As their investments mounted, the owner’s interest in restoring the old house quickly declined. “We love what you’ve done to the place so far,” they told him, when the house was dried in, its new roof gleaming in the afternoon sun. “We just think…”
They were kind enough about it, phrased it in such a way that he could almost agree: Spending so much on a place that can’t be lived in or really use for anything at all, didn’t make good sense. It didn’t, either. Acts of love rarely do.
This is how the past is lost, he thought, loading his tools, discouraged, as much because the owners didn’t care as he couldn’t afford to care. He had a money pit of his own. “I’m sorry,” he told the old house before he left, pressing his hand to its cool brick, listening again to the songs of slaves forged into the clay, the echoes of war, the cries of birth and death.
How much they were alike, he thought, two faulty old structures, fascinating in all they had survived, unsound and unable to make their own repairs.
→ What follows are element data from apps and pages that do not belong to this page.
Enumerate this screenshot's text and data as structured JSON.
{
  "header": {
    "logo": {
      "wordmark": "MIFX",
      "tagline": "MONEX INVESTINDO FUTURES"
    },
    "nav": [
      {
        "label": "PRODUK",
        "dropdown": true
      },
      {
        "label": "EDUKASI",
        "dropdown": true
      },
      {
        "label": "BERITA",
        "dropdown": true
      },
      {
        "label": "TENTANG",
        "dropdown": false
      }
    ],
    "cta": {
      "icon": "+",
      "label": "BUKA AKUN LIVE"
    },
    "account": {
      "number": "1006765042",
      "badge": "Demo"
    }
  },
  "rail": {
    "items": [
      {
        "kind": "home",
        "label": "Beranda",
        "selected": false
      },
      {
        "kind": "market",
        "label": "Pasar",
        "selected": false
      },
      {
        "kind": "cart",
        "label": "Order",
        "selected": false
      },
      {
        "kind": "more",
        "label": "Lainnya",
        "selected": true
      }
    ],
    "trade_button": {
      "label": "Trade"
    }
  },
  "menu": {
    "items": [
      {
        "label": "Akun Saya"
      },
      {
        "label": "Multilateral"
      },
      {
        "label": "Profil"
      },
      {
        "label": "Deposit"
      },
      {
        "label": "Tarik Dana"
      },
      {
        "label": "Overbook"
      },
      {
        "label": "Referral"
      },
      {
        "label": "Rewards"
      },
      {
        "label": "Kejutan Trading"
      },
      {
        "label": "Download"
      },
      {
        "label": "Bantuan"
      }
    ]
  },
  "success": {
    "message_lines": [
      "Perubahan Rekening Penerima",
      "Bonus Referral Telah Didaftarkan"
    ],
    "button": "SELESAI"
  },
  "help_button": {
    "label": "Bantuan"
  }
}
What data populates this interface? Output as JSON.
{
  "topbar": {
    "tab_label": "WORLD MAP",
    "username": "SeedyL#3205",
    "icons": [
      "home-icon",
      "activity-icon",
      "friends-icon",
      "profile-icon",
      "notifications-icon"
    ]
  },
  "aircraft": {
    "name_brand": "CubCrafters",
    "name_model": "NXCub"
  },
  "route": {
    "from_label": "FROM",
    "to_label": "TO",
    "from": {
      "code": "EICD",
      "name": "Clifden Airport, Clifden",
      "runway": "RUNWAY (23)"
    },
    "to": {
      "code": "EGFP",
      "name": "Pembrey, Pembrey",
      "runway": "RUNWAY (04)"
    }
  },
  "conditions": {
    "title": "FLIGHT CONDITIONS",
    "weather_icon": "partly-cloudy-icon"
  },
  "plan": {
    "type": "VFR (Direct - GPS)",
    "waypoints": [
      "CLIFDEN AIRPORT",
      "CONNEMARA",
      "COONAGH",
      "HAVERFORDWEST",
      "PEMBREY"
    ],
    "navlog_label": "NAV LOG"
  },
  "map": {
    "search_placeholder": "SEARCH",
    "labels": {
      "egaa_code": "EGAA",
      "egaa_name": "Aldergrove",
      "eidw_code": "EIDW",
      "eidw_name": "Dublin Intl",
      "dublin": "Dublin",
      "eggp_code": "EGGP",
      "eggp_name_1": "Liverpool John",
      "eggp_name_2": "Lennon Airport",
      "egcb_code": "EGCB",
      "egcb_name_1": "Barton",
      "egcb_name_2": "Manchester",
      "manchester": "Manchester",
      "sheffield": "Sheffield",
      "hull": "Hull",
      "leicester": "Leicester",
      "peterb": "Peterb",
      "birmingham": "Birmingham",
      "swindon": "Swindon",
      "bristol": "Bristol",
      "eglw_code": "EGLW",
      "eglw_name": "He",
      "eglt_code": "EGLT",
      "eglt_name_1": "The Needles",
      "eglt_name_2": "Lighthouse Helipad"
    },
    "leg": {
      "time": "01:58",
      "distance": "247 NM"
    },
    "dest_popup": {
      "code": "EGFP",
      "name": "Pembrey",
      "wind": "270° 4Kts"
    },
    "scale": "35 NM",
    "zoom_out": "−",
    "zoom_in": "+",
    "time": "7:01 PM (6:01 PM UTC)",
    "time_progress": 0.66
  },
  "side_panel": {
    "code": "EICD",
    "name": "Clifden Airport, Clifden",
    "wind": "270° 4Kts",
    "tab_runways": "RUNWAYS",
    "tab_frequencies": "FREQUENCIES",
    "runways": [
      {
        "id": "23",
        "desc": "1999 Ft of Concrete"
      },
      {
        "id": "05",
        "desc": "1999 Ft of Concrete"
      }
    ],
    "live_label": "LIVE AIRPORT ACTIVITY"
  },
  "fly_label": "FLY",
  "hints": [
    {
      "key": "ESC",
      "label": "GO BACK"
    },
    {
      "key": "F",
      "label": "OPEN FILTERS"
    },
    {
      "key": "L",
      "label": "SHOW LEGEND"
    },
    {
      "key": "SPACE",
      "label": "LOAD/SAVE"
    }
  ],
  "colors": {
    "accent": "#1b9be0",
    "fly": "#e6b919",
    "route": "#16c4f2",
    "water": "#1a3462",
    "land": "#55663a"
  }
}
Fascinating, but not worth the act of charity that might save them from ruin. Good sense. They would never make good sense.